Find each line below where the word "Ingrese" occurs, and copy it.

▶ [App and web page records]:
◆ ◆ ◆ ◆ ◆ ◆ ◆
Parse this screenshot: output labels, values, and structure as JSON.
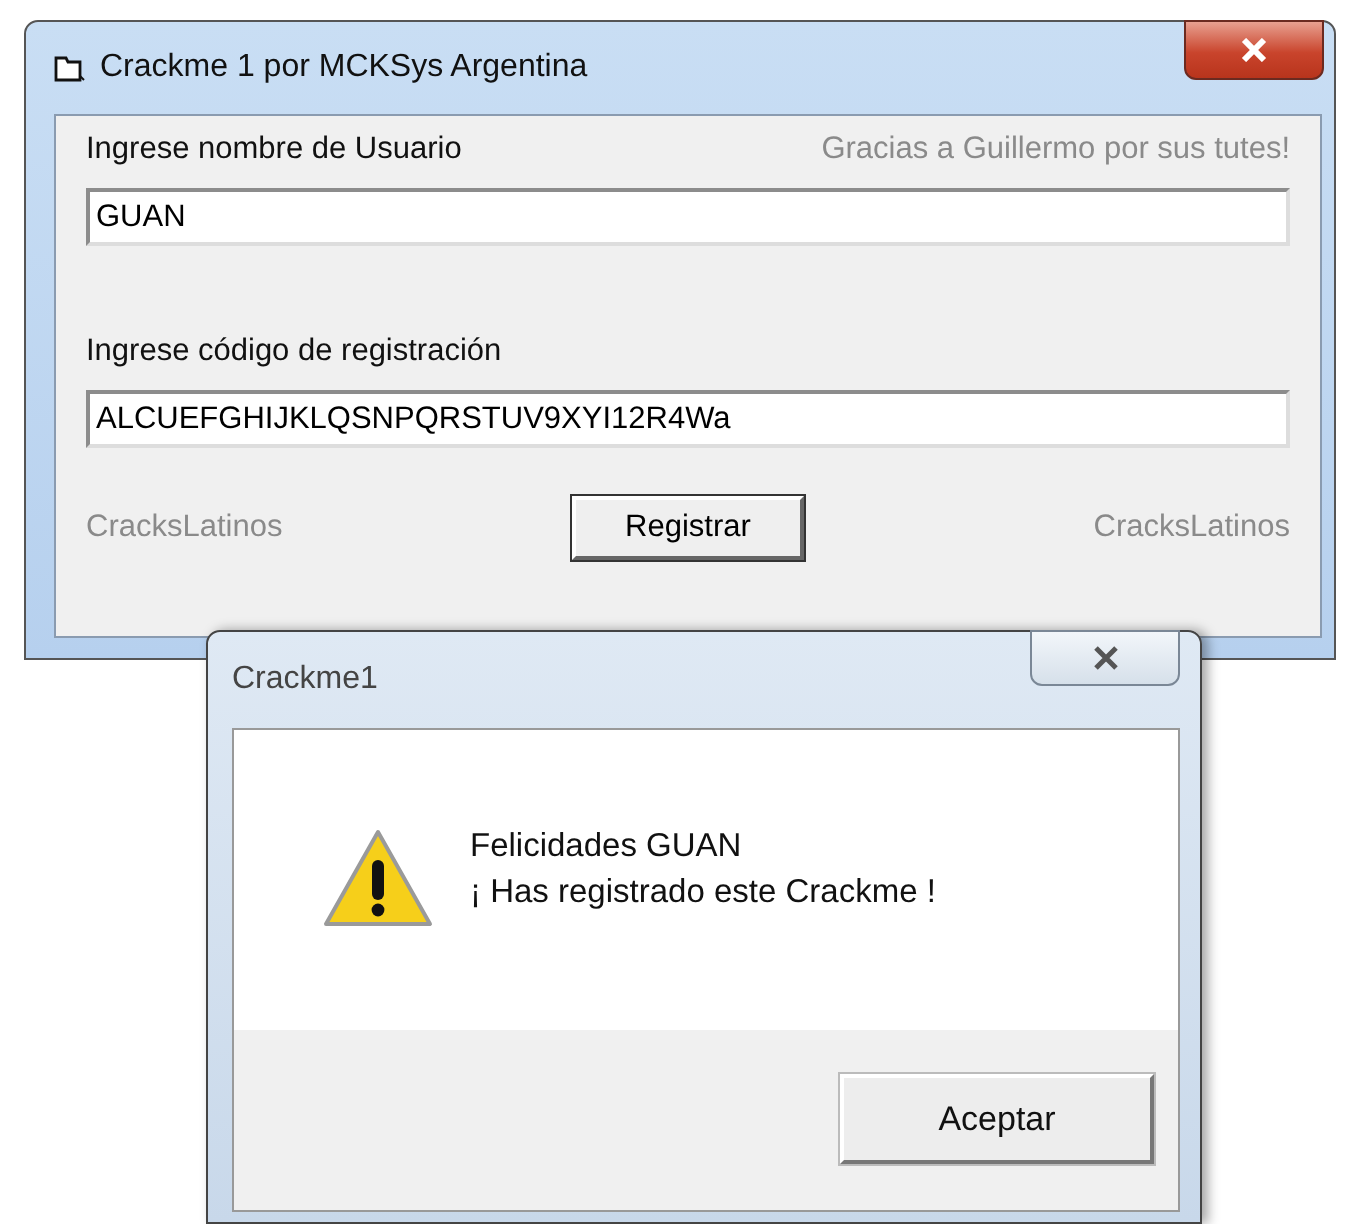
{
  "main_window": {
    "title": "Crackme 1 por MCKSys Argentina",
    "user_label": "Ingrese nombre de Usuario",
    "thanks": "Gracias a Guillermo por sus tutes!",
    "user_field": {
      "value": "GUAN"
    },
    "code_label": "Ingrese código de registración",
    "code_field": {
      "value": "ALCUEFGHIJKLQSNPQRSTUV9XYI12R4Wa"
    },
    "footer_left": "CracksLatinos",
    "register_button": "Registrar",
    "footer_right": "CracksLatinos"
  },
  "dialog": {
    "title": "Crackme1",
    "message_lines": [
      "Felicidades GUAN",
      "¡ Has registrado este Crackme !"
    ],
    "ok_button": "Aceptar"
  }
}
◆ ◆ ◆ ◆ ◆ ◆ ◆
▶ [SOLUTION BELOW]:
    "user_label": "Ingrese nombre de Usuario",
    "code_label": "Ingrese código de registración",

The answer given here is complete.